_Instructions to follow_
Across all the lines of the following material, count those that include the word "duration" and give only the result.

_Data shown_
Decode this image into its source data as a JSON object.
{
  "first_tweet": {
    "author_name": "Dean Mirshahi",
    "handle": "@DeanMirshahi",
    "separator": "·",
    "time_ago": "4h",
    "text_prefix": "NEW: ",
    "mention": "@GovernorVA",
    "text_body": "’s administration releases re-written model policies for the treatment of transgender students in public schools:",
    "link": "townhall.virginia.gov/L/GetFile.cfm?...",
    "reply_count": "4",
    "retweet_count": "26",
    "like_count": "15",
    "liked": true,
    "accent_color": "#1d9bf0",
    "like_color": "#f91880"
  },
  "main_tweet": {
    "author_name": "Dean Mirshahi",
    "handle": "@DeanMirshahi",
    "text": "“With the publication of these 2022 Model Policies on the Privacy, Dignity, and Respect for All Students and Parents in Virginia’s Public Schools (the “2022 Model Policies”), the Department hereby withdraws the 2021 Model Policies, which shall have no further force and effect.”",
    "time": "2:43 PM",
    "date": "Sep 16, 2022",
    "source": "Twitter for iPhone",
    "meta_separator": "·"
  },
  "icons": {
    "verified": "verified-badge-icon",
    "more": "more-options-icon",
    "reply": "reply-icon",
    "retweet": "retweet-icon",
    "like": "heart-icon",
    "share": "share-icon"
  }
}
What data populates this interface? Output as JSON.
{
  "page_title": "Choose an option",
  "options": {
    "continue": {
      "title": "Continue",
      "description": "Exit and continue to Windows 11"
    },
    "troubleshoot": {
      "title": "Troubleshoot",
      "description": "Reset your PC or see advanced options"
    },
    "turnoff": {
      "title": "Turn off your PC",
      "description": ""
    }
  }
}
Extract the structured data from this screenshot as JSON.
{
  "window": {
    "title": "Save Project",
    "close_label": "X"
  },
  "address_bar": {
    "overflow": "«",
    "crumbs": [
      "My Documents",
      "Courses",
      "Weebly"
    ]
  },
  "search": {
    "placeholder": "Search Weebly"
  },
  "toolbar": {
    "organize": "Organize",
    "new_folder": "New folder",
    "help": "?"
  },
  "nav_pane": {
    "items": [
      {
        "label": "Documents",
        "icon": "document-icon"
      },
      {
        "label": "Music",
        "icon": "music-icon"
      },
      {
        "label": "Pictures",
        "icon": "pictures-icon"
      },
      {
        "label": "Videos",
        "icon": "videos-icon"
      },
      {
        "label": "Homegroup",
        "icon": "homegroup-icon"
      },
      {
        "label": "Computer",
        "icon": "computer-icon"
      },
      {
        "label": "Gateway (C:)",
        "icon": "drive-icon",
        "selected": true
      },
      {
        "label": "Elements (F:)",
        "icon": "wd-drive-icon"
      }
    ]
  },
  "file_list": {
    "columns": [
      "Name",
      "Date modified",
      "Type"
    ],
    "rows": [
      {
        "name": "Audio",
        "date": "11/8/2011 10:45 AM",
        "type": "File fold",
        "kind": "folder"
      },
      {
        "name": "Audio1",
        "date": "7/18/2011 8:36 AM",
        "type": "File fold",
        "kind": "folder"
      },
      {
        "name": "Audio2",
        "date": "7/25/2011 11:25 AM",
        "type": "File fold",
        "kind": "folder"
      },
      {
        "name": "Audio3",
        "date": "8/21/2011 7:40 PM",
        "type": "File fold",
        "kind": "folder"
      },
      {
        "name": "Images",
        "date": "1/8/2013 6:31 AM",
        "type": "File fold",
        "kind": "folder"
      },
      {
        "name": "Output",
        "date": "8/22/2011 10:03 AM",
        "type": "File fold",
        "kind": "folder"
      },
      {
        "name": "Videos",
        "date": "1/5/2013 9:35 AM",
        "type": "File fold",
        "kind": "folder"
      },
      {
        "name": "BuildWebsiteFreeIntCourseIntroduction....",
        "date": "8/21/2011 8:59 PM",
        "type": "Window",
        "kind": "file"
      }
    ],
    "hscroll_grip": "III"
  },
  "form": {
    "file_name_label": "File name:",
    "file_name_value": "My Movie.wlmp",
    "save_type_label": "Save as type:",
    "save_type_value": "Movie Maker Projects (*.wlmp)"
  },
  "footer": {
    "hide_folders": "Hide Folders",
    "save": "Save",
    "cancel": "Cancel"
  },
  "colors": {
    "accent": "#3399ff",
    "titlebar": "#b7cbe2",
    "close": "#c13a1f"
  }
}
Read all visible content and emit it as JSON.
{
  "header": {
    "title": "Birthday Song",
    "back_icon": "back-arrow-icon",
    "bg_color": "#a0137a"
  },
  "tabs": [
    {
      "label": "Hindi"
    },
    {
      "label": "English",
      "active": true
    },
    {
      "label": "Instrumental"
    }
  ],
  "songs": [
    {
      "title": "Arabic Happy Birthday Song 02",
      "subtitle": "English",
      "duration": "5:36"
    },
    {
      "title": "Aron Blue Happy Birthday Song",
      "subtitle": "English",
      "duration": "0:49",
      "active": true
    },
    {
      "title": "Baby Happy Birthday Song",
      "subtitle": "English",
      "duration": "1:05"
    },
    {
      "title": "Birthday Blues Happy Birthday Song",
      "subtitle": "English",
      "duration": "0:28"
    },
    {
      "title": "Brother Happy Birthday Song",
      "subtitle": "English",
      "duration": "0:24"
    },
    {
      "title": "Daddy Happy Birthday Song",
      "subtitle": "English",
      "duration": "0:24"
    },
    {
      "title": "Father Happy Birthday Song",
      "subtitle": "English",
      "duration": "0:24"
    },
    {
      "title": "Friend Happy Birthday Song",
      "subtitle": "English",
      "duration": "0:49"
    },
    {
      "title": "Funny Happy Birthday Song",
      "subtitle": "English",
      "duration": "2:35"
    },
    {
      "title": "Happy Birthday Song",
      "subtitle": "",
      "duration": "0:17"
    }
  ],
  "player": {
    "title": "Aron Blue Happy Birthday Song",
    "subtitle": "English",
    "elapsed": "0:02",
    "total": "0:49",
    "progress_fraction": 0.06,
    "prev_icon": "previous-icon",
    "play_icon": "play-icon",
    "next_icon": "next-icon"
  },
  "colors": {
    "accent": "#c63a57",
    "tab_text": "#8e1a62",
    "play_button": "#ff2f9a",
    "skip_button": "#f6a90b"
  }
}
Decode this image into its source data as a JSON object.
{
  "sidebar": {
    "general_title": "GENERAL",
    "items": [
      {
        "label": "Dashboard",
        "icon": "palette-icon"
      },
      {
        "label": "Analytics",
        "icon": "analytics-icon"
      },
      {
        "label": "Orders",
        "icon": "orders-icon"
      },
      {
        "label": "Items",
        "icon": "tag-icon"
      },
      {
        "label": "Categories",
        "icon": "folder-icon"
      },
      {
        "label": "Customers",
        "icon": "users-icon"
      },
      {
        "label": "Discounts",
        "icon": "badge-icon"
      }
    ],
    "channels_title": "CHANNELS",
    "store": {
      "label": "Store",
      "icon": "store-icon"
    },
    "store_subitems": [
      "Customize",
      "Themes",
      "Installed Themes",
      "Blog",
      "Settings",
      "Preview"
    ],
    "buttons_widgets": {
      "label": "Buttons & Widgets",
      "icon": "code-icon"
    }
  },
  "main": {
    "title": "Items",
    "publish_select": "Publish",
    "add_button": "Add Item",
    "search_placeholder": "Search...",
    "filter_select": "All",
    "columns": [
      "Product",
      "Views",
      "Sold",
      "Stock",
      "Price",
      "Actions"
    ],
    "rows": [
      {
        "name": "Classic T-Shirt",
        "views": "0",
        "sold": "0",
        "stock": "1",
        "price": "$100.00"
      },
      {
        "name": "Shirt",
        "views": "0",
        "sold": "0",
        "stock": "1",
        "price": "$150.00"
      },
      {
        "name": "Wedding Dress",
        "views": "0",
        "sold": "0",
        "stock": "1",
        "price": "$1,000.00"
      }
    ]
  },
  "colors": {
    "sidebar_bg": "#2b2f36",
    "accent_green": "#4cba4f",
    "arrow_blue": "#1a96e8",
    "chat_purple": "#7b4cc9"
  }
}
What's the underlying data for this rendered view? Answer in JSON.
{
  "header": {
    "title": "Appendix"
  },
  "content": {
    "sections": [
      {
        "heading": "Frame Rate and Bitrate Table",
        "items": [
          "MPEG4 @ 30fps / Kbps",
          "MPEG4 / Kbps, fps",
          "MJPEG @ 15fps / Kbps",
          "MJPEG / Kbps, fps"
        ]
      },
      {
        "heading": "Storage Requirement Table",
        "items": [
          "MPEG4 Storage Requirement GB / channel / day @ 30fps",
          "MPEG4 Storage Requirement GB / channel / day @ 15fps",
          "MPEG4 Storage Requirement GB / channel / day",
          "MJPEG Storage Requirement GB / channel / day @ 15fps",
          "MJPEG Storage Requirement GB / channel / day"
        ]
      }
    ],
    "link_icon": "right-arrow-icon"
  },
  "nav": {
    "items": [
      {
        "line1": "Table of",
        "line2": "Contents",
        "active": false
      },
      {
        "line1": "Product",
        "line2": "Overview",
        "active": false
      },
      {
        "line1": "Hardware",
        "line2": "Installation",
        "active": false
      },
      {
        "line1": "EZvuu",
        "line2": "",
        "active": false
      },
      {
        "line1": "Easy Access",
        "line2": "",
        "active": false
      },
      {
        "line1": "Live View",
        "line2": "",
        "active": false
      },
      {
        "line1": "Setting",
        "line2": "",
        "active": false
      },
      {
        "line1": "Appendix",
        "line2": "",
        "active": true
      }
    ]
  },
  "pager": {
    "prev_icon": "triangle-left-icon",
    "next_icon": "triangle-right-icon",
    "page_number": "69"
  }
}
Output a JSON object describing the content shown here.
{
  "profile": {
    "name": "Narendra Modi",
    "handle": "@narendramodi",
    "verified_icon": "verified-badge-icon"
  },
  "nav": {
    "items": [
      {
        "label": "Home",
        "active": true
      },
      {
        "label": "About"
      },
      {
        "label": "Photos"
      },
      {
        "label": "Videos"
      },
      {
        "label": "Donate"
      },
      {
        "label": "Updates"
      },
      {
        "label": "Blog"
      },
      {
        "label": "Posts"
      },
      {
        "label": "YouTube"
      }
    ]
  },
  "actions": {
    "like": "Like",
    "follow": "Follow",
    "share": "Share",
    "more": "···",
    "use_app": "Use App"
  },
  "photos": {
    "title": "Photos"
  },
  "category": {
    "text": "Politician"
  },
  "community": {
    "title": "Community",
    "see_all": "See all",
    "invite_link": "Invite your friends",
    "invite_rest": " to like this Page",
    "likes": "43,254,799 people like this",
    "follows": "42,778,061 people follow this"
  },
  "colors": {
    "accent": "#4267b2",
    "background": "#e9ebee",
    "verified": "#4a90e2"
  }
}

_Your solution_
10